Input data:
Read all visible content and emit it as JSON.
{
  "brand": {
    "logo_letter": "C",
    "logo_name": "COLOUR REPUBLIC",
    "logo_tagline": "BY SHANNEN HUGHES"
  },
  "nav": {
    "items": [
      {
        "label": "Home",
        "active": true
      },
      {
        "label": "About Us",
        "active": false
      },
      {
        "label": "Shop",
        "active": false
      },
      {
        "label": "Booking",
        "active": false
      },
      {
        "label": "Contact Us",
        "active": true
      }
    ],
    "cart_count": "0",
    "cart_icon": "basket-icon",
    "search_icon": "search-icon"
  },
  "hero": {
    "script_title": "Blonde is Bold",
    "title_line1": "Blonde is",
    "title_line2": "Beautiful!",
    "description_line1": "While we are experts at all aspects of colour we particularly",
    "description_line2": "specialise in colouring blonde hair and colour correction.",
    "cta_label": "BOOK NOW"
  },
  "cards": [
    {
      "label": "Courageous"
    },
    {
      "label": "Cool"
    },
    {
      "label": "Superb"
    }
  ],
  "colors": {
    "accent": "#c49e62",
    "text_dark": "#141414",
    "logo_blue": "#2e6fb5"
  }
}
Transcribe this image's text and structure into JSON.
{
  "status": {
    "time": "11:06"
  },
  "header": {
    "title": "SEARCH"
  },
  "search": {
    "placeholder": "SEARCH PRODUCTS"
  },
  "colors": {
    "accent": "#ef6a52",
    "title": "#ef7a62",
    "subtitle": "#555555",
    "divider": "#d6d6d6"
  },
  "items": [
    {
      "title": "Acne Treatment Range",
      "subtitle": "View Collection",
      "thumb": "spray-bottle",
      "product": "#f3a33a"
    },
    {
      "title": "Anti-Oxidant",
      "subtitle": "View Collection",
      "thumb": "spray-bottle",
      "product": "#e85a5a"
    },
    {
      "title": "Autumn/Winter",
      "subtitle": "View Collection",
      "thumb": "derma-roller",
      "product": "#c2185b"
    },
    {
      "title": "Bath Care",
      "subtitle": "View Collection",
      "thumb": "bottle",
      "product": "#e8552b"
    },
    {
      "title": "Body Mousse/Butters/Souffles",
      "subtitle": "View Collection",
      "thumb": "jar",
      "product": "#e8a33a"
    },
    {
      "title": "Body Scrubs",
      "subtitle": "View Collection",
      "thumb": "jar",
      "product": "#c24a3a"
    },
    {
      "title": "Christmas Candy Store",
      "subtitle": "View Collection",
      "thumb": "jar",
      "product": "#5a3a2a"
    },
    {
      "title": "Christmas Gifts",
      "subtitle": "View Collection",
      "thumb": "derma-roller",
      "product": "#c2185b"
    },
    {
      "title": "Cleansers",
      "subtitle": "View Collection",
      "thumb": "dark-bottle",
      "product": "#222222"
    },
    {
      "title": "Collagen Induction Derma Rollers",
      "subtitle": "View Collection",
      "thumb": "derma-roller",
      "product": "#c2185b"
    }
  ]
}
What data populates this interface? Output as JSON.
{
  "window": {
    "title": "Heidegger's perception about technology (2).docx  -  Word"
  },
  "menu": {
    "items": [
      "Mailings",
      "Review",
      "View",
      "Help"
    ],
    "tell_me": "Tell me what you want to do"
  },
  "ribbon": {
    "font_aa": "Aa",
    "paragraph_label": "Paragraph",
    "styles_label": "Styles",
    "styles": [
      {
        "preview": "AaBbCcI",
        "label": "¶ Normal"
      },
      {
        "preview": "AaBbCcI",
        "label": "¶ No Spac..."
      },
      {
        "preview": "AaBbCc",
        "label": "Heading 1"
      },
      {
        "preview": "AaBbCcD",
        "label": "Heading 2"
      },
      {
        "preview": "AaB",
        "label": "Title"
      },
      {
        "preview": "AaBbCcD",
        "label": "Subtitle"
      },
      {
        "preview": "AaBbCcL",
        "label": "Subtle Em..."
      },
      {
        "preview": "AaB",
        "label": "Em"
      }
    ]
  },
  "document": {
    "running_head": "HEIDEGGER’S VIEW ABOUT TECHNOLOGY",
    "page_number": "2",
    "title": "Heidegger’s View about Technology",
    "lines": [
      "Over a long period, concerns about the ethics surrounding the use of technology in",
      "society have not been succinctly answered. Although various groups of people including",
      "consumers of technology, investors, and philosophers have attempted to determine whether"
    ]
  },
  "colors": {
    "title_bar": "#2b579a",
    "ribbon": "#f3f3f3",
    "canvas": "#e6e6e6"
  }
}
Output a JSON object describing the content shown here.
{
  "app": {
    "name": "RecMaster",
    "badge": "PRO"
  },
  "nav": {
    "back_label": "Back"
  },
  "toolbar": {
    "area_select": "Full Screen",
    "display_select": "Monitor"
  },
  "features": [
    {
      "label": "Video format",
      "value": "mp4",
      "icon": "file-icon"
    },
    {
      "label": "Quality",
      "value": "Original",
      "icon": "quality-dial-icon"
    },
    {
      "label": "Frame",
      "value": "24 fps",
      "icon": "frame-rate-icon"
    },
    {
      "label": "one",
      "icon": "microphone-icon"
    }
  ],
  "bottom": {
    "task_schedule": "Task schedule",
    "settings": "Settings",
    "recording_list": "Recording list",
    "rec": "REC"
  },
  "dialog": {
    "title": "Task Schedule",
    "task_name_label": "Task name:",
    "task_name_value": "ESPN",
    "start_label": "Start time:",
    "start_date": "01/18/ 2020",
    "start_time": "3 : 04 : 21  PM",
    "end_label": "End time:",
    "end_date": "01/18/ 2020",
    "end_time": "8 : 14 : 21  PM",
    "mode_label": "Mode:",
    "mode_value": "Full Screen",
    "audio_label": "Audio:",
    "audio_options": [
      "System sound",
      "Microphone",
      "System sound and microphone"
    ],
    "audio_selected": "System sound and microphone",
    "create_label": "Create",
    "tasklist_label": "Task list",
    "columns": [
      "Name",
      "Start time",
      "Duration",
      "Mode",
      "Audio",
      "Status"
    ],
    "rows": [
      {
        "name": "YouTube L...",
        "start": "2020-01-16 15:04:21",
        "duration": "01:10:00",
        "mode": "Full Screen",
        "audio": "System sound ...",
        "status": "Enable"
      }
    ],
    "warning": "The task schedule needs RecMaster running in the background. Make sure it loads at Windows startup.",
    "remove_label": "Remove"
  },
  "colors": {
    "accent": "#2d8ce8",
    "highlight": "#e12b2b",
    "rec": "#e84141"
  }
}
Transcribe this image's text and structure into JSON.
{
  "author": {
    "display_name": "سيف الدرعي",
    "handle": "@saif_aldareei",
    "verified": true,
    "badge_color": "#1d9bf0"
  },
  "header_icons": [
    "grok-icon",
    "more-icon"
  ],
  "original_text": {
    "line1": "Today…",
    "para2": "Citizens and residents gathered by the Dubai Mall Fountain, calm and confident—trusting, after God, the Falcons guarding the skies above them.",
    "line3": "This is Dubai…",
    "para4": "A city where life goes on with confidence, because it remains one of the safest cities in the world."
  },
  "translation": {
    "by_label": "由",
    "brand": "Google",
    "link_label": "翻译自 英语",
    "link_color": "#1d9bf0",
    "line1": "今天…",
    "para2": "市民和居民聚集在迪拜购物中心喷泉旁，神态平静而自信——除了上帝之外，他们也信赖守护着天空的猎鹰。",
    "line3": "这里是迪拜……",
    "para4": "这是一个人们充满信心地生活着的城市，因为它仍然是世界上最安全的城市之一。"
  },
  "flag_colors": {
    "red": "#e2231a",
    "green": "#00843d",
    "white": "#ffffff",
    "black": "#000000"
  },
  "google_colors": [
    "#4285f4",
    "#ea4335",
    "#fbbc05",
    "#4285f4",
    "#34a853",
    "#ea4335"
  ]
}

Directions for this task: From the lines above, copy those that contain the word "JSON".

Reply:
Read all visible content and emit it as JSON.
Transcribe this image's text and structure into JSON.
What data populates this interface? Output as JSON.
Output a JSON object describing the content shown here.
Transcribe this image's text and structure into JSON.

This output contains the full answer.